1. A clear focus
As a proactive, creative, multihyphenate artist, you likely have multiple interests, multiple talents, and therefore multiple opportunities. These blessings, although wonderful, can also make you feel overwhelmed, pulling you in a million directions at once. Despite having lists of goals, if your energy is too scattered and your time spread too thin, you will not be able to generate the momentum needed to boost your career to the next level.
Creating a list of goals is vastly different from a) defining a clear focus that is centered on what you are most passionate about achieving and b) designing your life to feed that focus. With a focus, your life and career immediately feel more cohesive and manageable.
The following is an example of a sentence I help all my clients complete. This one was created with an actor who wants to eventually work in big-budget feature films but who, at the moment, needs to quit her stifling day job:

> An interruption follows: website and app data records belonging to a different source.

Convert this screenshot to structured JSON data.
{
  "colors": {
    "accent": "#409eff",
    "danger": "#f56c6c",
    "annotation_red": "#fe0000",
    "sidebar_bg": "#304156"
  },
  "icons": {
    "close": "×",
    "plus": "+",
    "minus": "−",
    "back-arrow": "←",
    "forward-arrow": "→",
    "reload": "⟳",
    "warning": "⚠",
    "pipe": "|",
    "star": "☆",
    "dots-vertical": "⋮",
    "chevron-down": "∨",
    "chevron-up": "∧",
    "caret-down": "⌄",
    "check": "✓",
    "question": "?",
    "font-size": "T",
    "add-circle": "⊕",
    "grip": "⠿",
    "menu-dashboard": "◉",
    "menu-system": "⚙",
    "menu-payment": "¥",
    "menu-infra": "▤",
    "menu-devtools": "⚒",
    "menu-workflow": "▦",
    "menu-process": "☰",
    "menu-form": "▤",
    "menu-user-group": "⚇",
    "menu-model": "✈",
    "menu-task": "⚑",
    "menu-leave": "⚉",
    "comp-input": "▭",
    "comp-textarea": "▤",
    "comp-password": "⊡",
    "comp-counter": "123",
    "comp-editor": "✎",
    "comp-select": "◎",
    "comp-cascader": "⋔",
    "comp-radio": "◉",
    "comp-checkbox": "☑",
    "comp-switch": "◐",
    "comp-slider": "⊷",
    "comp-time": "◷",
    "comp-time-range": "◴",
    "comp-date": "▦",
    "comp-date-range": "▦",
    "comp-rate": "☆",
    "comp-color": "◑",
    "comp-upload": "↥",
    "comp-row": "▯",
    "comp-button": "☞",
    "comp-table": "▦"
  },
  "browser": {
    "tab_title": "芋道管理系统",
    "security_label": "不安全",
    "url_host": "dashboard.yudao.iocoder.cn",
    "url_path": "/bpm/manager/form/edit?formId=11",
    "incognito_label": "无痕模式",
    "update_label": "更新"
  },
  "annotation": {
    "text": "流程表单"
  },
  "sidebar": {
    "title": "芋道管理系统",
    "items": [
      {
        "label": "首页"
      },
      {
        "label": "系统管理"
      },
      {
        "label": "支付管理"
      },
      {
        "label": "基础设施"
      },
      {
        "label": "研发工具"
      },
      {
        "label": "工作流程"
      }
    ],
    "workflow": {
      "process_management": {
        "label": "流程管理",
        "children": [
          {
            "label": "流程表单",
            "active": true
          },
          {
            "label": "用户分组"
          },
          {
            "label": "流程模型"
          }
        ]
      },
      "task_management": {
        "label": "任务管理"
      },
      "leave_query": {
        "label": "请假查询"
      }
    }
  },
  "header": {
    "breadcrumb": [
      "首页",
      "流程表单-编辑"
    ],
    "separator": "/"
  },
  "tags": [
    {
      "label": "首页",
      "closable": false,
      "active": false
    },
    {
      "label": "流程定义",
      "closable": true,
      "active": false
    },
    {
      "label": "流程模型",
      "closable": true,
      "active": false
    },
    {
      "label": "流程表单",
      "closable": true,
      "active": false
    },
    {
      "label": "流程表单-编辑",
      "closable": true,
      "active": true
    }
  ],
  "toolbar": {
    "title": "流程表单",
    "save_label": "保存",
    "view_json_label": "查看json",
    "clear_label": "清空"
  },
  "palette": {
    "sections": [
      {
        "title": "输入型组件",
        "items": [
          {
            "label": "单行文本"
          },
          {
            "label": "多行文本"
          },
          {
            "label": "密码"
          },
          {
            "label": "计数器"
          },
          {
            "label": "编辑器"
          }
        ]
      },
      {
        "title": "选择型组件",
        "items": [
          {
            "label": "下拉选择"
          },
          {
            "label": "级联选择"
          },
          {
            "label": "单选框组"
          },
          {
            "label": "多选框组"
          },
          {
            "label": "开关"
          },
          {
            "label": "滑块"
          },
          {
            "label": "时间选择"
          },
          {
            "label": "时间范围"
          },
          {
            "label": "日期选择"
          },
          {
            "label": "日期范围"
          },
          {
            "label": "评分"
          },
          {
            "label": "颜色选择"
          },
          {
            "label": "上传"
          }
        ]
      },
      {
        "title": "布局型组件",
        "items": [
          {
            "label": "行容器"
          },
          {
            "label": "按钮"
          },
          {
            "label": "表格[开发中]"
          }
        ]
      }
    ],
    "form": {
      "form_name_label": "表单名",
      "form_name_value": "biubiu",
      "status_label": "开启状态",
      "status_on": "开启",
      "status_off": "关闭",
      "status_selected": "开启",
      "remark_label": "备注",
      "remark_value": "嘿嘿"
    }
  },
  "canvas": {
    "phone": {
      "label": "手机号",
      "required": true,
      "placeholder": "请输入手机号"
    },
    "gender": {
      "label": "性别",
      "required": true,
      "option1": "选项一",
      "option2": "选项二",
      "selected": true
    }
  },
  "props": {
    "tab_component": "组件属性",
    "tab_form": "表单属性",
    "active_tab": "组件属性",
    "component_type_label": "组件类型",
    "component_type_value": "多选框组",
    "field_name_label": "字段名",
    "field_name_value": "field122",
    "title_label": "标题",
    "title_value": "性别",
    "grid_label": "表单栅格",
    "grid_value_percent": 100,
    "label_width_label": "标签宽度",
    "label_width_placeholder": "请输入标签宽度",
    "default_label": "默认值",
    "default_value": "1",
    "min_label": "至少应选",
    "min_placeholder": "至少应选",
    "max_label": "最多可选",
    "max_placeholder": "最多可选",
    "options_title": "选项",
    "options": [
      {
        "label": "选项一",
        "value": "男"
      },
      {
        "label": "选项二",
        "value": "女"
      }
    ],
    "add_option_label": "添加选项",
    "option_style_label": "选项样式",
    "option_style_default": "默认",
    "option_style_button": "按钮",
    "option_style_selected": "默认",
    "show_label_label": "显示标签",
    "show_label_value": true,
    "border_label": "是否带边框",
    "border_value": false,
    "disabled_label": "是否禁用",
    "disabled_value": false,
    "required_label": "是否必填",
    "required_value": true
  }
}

"The Big Dream I am passionate about achieving is to be acknowledged for my acting talents worldwide, and, to get there, the next significant shift I am focused on making is to create more ways to earn a profit from my creative talents-and I will make sure everything in my life (activities, relationships, mindset, appearance, expenditures, etc.) feeds that specific focus."
When the going gets tedious, your focus is there to help you view your career from a big-picture perspective. Plus, you can use your focus to decisively evaluate opportunities that come your way by asking, "How well will this new opportunity feed my focus?"
2. A strategic plan of action
Having a plan of action isn't enough. The plan needs to be strategic in order for you to maximize each effort and produce more results from less work. Too many diligent actors are doing many of the right things in the "wrong" order. It's amazing what happens when you begin executing a plan in which one step builds toward the next, one campaign builds toward the next, and one year builds toward the next.
3. Available resources
Building anything of significance requires time, energy, and money. Although you might believe that your progress is stalled because you need more of those resources, in reality you may simply need to better leverage the resources you already have. An important piece of the leveraging process is identifying the activities, relationships, mindsets, and financial expenditures that are draining your time, energy, and money, and then plugging those leaks.
4. A strong source of accountability
Nothing of significance is ever built alone. One of the quickest ways to burn out is to attempt to be your own source of accountability. It's too easy to break promises you make to yourself. If you want to accomplish something big or something outside your comfort zone, you will need to find at least one person you genuinely respect who will hold your feet to the fire.
5. Consistent extension
Unless you are genuinely not suited for the acting profession, the reason you are not getting enough work is because not enough of the right people know you exist. If someone does not know who you are or what you have to offer, how can he or she help you or hire you? Along with honing your talents and developing your technique, your job is to consistently extend yourself (meet people!) and your artistry (entertain people!) out into the world again and again and again.